Print the data exactly. Omit the pictures.

┌─ Material provided

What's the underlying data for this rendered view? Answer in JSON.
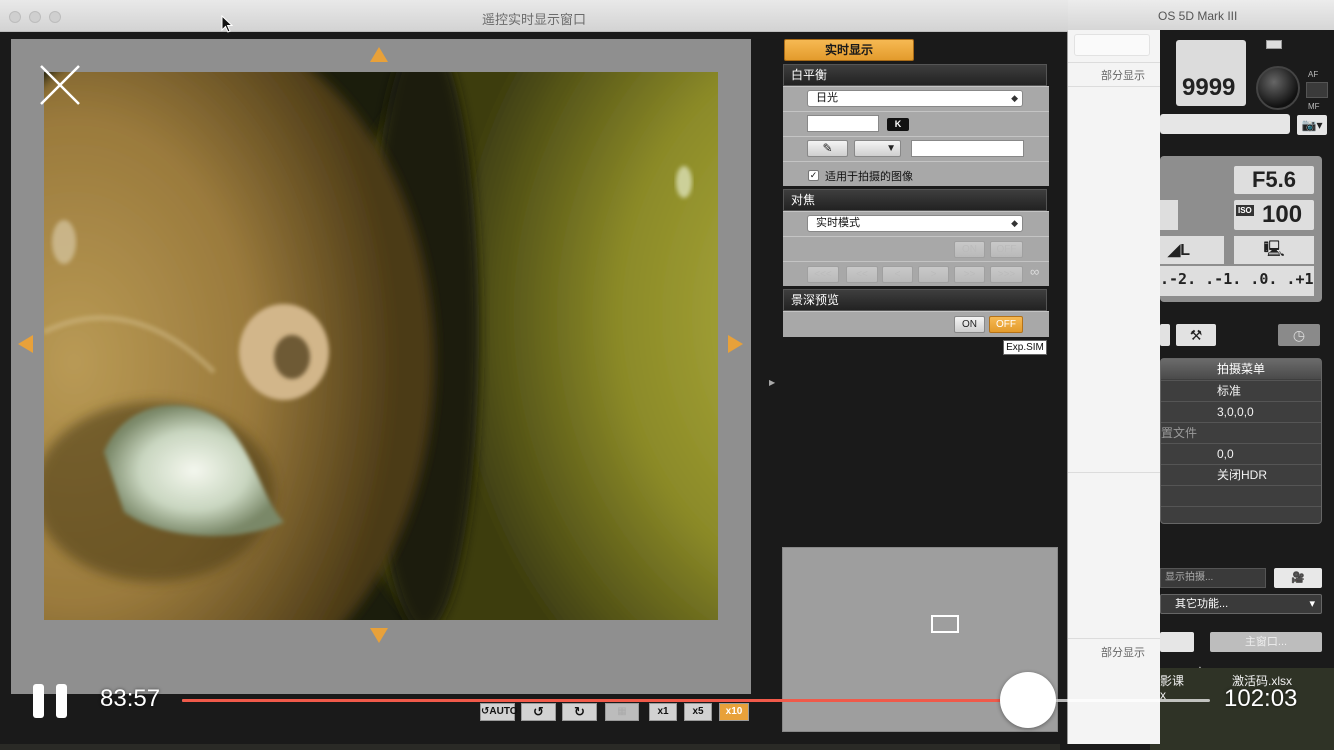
{
  "background_app": {
    "title": "OS 5D Mark III",
    "shots_remaining": "9999",
    "af_label": "AF",
    "mf_label": "MF",
    "camera_button": "📷▾",
    "aperture": "F5.6",
    "iso_tag": "ISO",
    "iso": "100",
    "quality": "◢L",
    "exposure_scale": ".-2. .-1. .0. .+1. .+2.",
    "shooting_menu": {
      "title": "拍摄菜单",
      "rows": [
        {
          "label": "",
          "value": "标准"
        },
        {
          "label": "",
          "value": "3,0,0,0"
        },
        {
          "label": "置文件",
          "value": ""
        },
        {
          "label": "",
          "value": "0,0"
        },
        {
          "label": "",
          "value": "关闭HDR"
        }
      ]
    },
    "liveview_shoot_placeholder": "显示拍摄...",
    "other_functions": "其它功能...",
    "main_window_button": "主窗口...",
    "desktop_files": [
      "影课",
      "激活码.xlsx",
      "x"
    ]
  },
  "white_window": {
    "partial_display": "部分显示"
  },
  "window": {
    "title": "遥控实时显示窗口"
  },
  "panel": {
    "live_view_button": "实时显示",
    "white_balance": {
      "heading": "白平衡",
      "mode": "日光",
      "kelvin_value": "",
      "kelvin_unit": "K",
      "apply_checkbox_label": "适用于拍摄的图像",
      "apply_checked": true
    },
    "focus": {
      "heading": "对焦",
      "mode": "实时模式",
      "on_label": "ON",
      "off_label": "OFF",
      "steps": [
        "<<<",
        "<<",
        "<",
        ">",
        ">>",
        ">>>"
      ],
      "infinity": "∞"
    },
    "dof_preview": {
      "heading": "景深预览",
      "on_label": "ON",
      "off_label": "OFF",
      "off_active": true
    },
    "exp_sim": "Exp.SIM"
  },
  "bottom_tools": {
    "auto_label": "AUTO",
    "zoom_levels": [
      "x1",
      "x5",
      "x10"
    ],
    "active_zoom": "x10"
  },
  "player": {
    "elapsed": "83:57",
    "total": "102:03",
    "progress_fraction": 0.8226,
    "colors": {
      "progress": "#f05a4a",
      "track": "#ffffff"
    }
  },
  "colors": {
    "accent": "#e8a13a",
    "panel_bg": "#a8a8a8",
    "frame_bg": "#8f8f8f"
  }
}
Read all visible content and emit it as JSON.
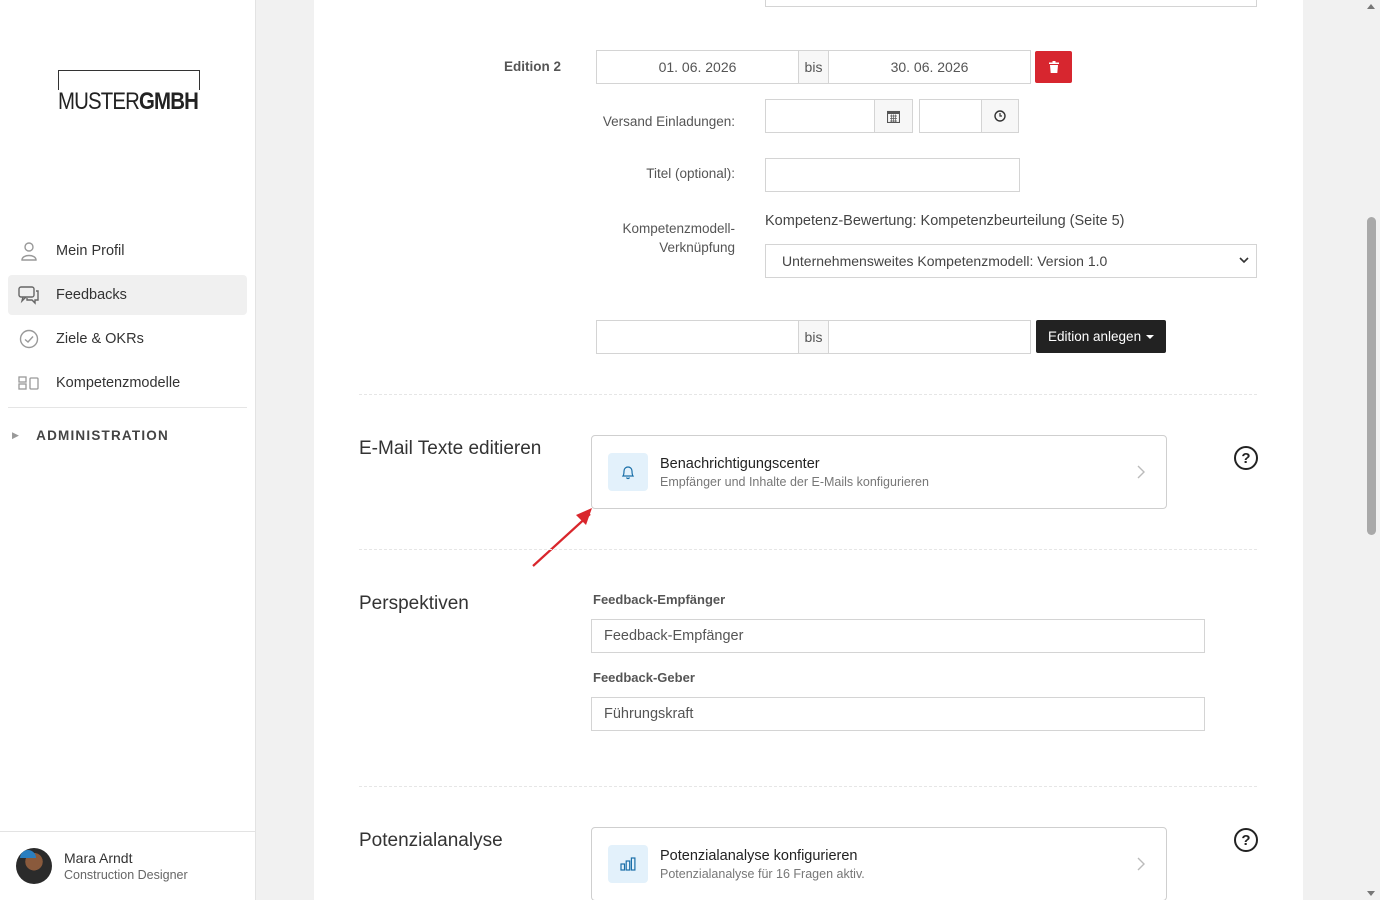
{
  "brand": {
    "logo_regular": "MUSTER",
    "logo_bold": "GMBH"
  },
  "nav": {
    "items": [
      {
        "label": "Mein Profil",
        "icon": "user-icon",
        "active": false
      },
      {
        "label": "Feedbacks",
        "icon": "chat-icon",
        "active": true
      },
      {
        "label": "Ziele & OKRs",
        "icon": "check-circle-icon",
        "active": false
      },
      {
        "label": "Kompetenzmodelle",
        "icon": "grid-icon",
        "active": false
      }
    ],
    "admin_label": "ADMINISTRATION"
  },
  "user": {
    "name": "Mara Arndt",
    "role": "Construction Designer"
  },
  "edition": {
    "label": "Edition 2",
    "start": "01. 06. 2026",
    "bis": "bis",
    "end": "30. 06. 2026",
    "versand_label": "Versand Einladungen:",
    "titel_label": "Titel (optional):",
    "kompetenz_label": "Kompetenzmodell-Verknüpfung",
    "kompetenz_text": "Kompetenz-Bewertung: Kompetenzbeurteilung (Seite 5)",
    "kompetenz_select": "Unternehmensweites Kompetenzmodell: Version 1.0"
  },
  "new_edition": {
    "bis": "bis",
    "button_label": "Edition anlegen"
  },
  "email_section": {
    "title": "E-Mail Texte editieren",
    "card_title": "Benachrichtigungscenter",
    "card_subtitle": "Empfänger und Inhalte der E-Mails konfigurieren"
  },
  "perspektiven": {
    "title": "Perspektiven",
    "empfaenger_label": "Feedback-Empfänger",
    "empfaenger_value": "Feedback-Empfänger",
    "geber_label": "Feedback-Geber",
    "geber_value": "Führungskraft"
  },
  "potenzial": {
    "title": "Potenzialanalyse",
    "card_title": "Potenzialanalyse konfigurieren",
    "card_subtitle": "Potenzialanalyse für 16 Fragen aktiv."
  },
  "colors": {
    "danger": "#d7262f",
    "annotation_arrow": "#d9262c",
    "icon_bg": "#e3f1fb"
  }
}
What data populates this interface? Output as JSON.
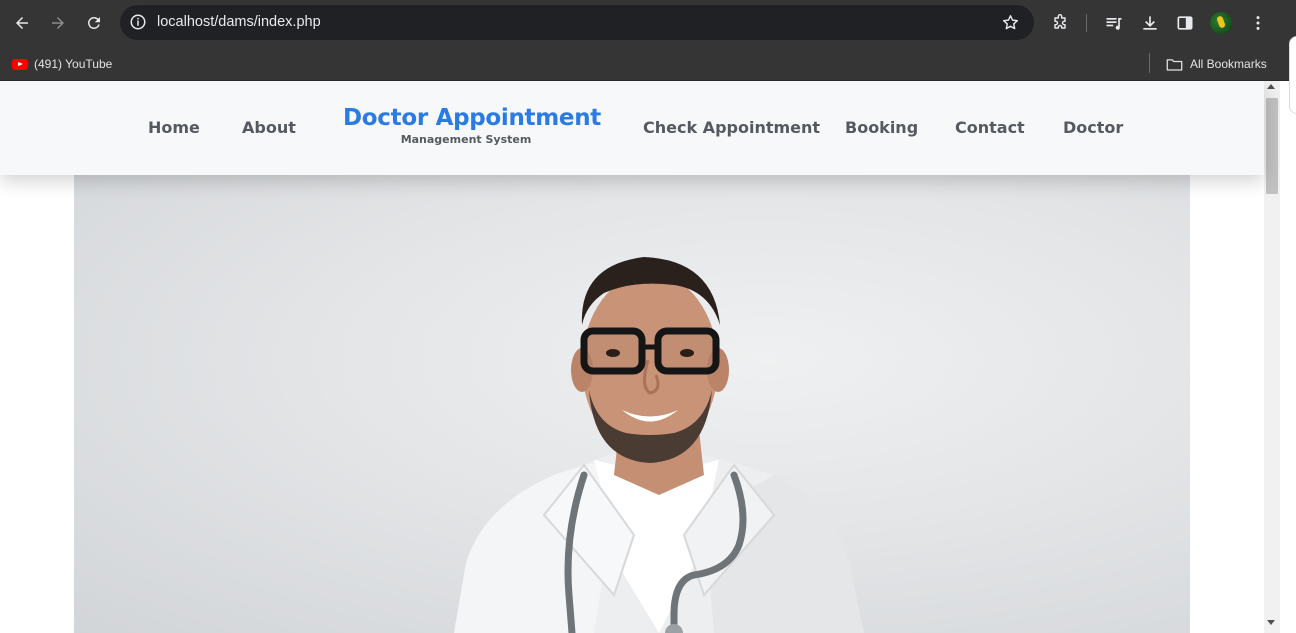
{
  "browser": {
    "url_host": "localhost",
    "url_path": "/dams/index.php",
    "bookmarks": [
      {
        "label": "(491) YouTube",
        "icon": "youtube-icon"
      }
    ],
    "all_bookmarks_label": "All Bookmarks"
  },
  "site": {
    "brand_title": "Doctor Appointment",
    "brand_subtitle": "Management System",
    "nav_left": [
      "Home",
      "About"
    ],
    "nav_right": [
      "Check Appointment",
      "Booking",
      "Contact",
      "Doctor"
    ],
    "brand_color": "#2a7be4",
    "nav_color": "#555a60"
  },
  "hero": {
    "image": "doctor-portrait"
  }
}
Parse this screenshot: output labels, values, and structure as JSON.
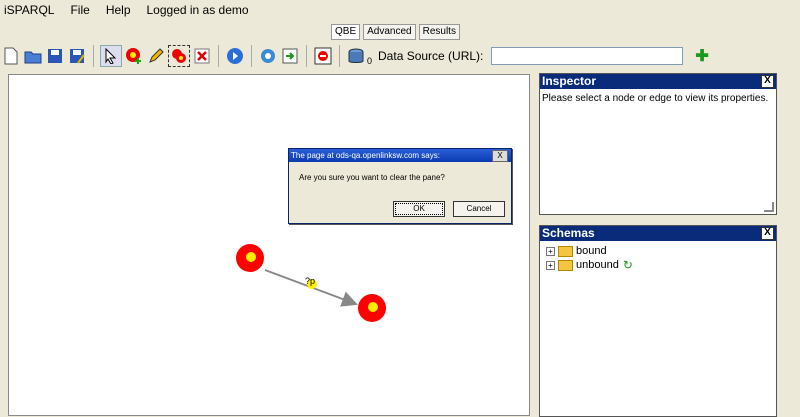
{
  "menu": {
    "app": "iSPARQL",
    "file": "File",
    "help": "Help",
    "login": "Logged in as demo"
  },
  "tabs": [
    "QBE",
    "Advanced",
    "Results"
  ],
  "toolbar": {
    "count": "0",
    "datasource_label": "Data Source (URL):",
    "datasource_value": ""
  },
  "inspector": {
    "title": "Inspector",
    "message": "Please select a node or edge to view its properties.",
    "close": "X"
  },
  "schemas": {
    "title": "Schemas",
    "close": "X",
    "items": [
      "bound",
      "unbound"
    ]
  },
  "graph": {
    "edge_label": "?p"
  },
  "dialog": {
    "title": "The page at ods-qa.openlinksw.com says:",
    "message": "Are you sure you want to clear the pane?",
    "ok": "OK",
    "cancel": "Cancel",
    "close": "X"
  },
  "colors": {
    "node": "#ff0000",
    "node_center": "#ffee00",
    "panel_header": "#0a2a7a"
  }
}
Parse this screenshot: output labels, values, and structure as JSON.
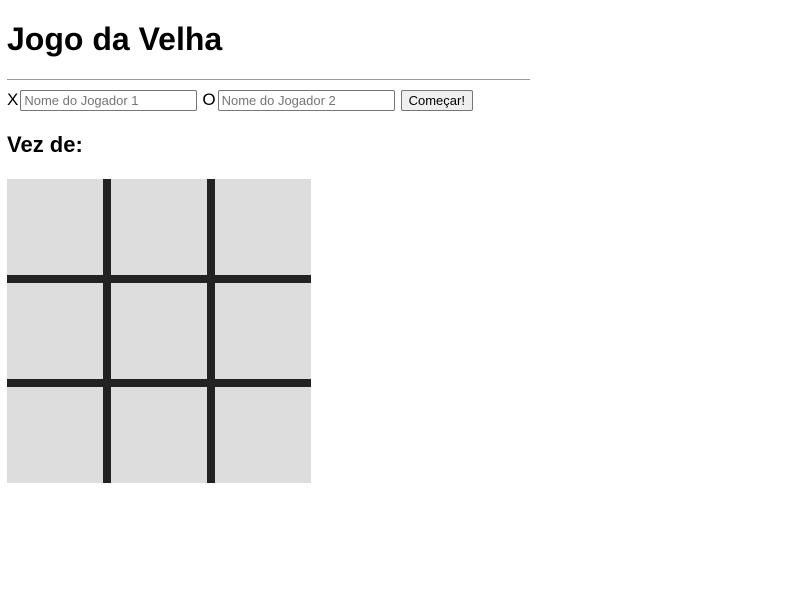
{
  "header": {
    "title": "Jogo da Velha"
  },
  "players": {
    "x": {
      "symbol": "X",
      "placeholder": "Nome do Jogador 1",
      "value": ""
    },
    "o": {
      "symbol": "O",
      "placeholder": "Nome do Jogador 2",
      "value": ""
    },
    "start_label": "Começar!"
  },
  "turn": {
    "label": "Vez de:",
    "current_player": ""
  },
  "board": {
    "cells": [
      "",
      "",
      "",
      "",
      "",
      "",
      "",
      "",
      ""
    ]
  },
  "colors": {
    "cell_background": "#dddddd",
    "grid_lines": "#222222"
  }
}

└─

Result:
What's the underlying data for this rendered view? Answer in JSON.
{
  "background_app": {
    "title": "OS 5D Mark III",
    "shots_remaining": "9999",
    "af_label": "AF",
    "mf_label": "MF",
    "camera_button": "📷▾",
    "aperture": "F5.6",
    "iso_tag": "ISO",
    "iso": "100",
    "quality": "◢L",
    "exposure_scale": ".-2. .-1. .0. .+1. .+2.",
    "shooting_menu": {
      "title": "拍摄菜单",
      "rows": [
        {
          "label": "",
          "value": "标准"
        },
        {
          "label": "",
          "value": "3,0,0,0"
        },
        {
          "label": "置文件",
          "value": ""
        },
        {
          "label": "",
          "value": "0,0"
        },
        {
          "label": "",
          "value": "关闭HDR"
        }
      ]
    },
    "liveview_shoot_placeholder": "显示拍摄...",
    "other_functions": "其它功能...",
    "main_window_button": "主窗口...",
    "desktop_files": [
      "影课",
      "激活码.xlsx",
      "x"
    ]
  },
  "white_window": {
    "partial_display": "部分显示"
  },
  "window": {
    "title": "遥控实时显示窗口"
  },
  "panel": {
    "live_view_button": "实时显示",
    "white_balance": {
      "heading": "白平衡",
      "mode": "日光",
      "kelvin_value": "",
      "kelvin_unit": "K",
      "apply_checkbox_label": "适用于拍摄的图像",
      "apply_checked": true
    },
    "focus": {
      "heading": "对焦",
      "mode": "实时模式",
      "on_label": "ON",
      "off_label": "OFF",
      "steps": [
        "<<<",
        "<<",
        "<",
        ">",
        ">>",
        ">>>"
      ],
      "infinity": "∞"
    },
    "dof_preview": {
      "heading": "景深预览",
      "on_label": "ON",
      "off_label": "OFF",
      "off_active": true
    },
    "exp_sim": "Exp.SIM"
  },
  "bottom_tools": {
    "auto_label": "AUTO",
    "zoom_levels": [
      "x1",
      "x5",
      "x10"
    ],
    "active_zoom": "x10"
  },
  "player": {
    "elapsed": "83:57",
    "total": "102:03",
    "progress_fraction": 0.8226,
    "colors": {
      "progress": "#f05a4a",
      "track": "#ffffff"
    }
  },
  "colors": {
    "accent": "#e8a13a",
    "panel_bg": "#a8a8a8",
    "frame_bg": "#8f8f8f"
  }
}
Read all visible content and emit it as JSON.
{
  "brand": {
    "logo_regular": "MUSTER",
    "logo_bold": "GMBH"
  },
  "nav": {
    "items": [
      {
        "label": "Mein Profil",
        "icon": "user-icon",
        "active": false
      },
      {
        "label": "Feedbacks",
        "icon": "chat-icon",
        "active": true
      },
      {
        "label": "Ziele & OKRs",
        "icon": "check-circle-icon",
        "active": false
      },
      {
        "label": "Kompetenzmodelle",
        "icon": "grid-icon",
        "active": false
      }
    ],
    "admin_label": "ADMINISTRATION"
  },
  "user": {
    "name": "Mara Arndt",
    "role": "Construction Designer"
  },
  "edition": {
    "label": "Edition 2",
    "start": "01. 06. 2026",
    "bis": "bis",
    "end": "30. 06. 2026",
    "versand_label": "Versand Einladungen:",
    "titel_label": "Titel (optional):",
    "kompetenz_label": "Kompetenzmodell-Verknüpfung",
    "kompetenz_text": "Kompetenz-Bewertung: Kompetenzbeurteilung (Seite 5)",
    "kompetenz_select": "Unternehmensweites Kompetenzmodell: Version 1.0"
  },
  "new_edition": {
    "bis": "bis",
    "button_label": "Edition anlegen"
  },
  "email_section": {
    "title": "E-Mail Texte editieren",
    "card_title": "Benachrichtigungscenter",
    "card_subtitle": "Empfänger und Inhalte der E-Mails konfigurieren"
  },
  "perspektiven": {
    "title": "Perspektiven",
    "empfaenger_label": "Feedback-Empfänger",
    "empfaenger_value": "Feedback-Empfänger",
    "geber_label": "Feedback-Geber",
    "geber_value": "Führungskraft"
  },
  "potenzial": {
    "title": "Potenzialanalyse",
    "card_title": "Potenzialanalyse konfigurieren",
    "card_subtitle": "Potenzialanalyse für 16 Fragen aktiv."
  },
  "colors": {
    "danger": "#d7262f",
    "annotation_arrow": "#d9262c",
    "icon_bg": "#e3f1fb"
  }
}
What data populates this interface? Output as JSON.
{
  "browser": {
    "url_host": "localhost",
    "url_path": "/dams/index.php",
    "bookmarks": [
      {
        "label": "(491) YouTube",
        "icon": "youtube-icon"
      }
    ],
    "all_bookmarks_label": "All Bookmarks"
  },
  "site": {
    "brand_title": "Doctor Appointment",
    "brand_subtitle": "Management System",
    "nav_left": [
      "Home",
      "About"
    ],
    "nav_right": [
      "Check Appointment",
      "Booking",
      "Contact",
      "Doctor"
    ],
    "brand_color": "#2a7be4",
    "nav_color": "#555a60"
  },
  "hero": {
    "image": "doctor-portrait"
  }
}
Parse this screenshot: output labels, values, and structure as JSON.
{
  "menu": {
    "app": "iSPARQL",
    "file": "File",
    "help": "Help",
    "login": "Logged in as demo"
  },
  "tabs": [
    "QBE",
    "Advanced",
    "Results"
  ],
  "toolbar": {
    "count": "0",
    "datasource_label": "Data Source (URL):",
    "datasource_value": ""
  },
  "inspector": {
    "title": "Inspector",
    "message": "Please select a node or edge to view its properties.",
    "close": "X"
  },
  "schemas": {
    "title": "Schemas",
    "close": "X",
    "items": [
      "bound",
      "unbound"
    ]
  },
  "graph": {
    "edge_label": "?p"
  },
  "dialog": {
    "title": "The page at ods-qa.openlinksw.com says:",
    "message": "Are you sure you want to clear the pane?",
    "ok": "OK",
    "cancel": "Cancel",
    "close": "X"
  },
  "colors": {
    "node": "#ff0000",
    "node_center": "#ffee00",
    "panel_header": "#0a2a7a"
  }
}
Parse this screenshot: output labels, values, and structure as JSON.
{
  "header": {
    "title": "Jogo da Velha"
  },
  "players": {
    "x": {
      "symbol": "X",
      "placeholder": "Nome do Jogador 1",
      "value": ""
    },
    "o": {
      "symbol": "O",
      "placeholder": "Nome do Jogador 2",
      "value": ""
    },
    "start_label": "Começar!"
  },
  "turn": {
    "label": "Vez de:",
    "current_player": ""
  },
  "board": {
    "cells": [
      "",
      "",
      "",
      "",
      "",
      "",
      "",
      "",
      ""
    ]
  },
  "colors": {
    "cell_background": "#dddddd",
    "grid_lines": "#222222"
  }
}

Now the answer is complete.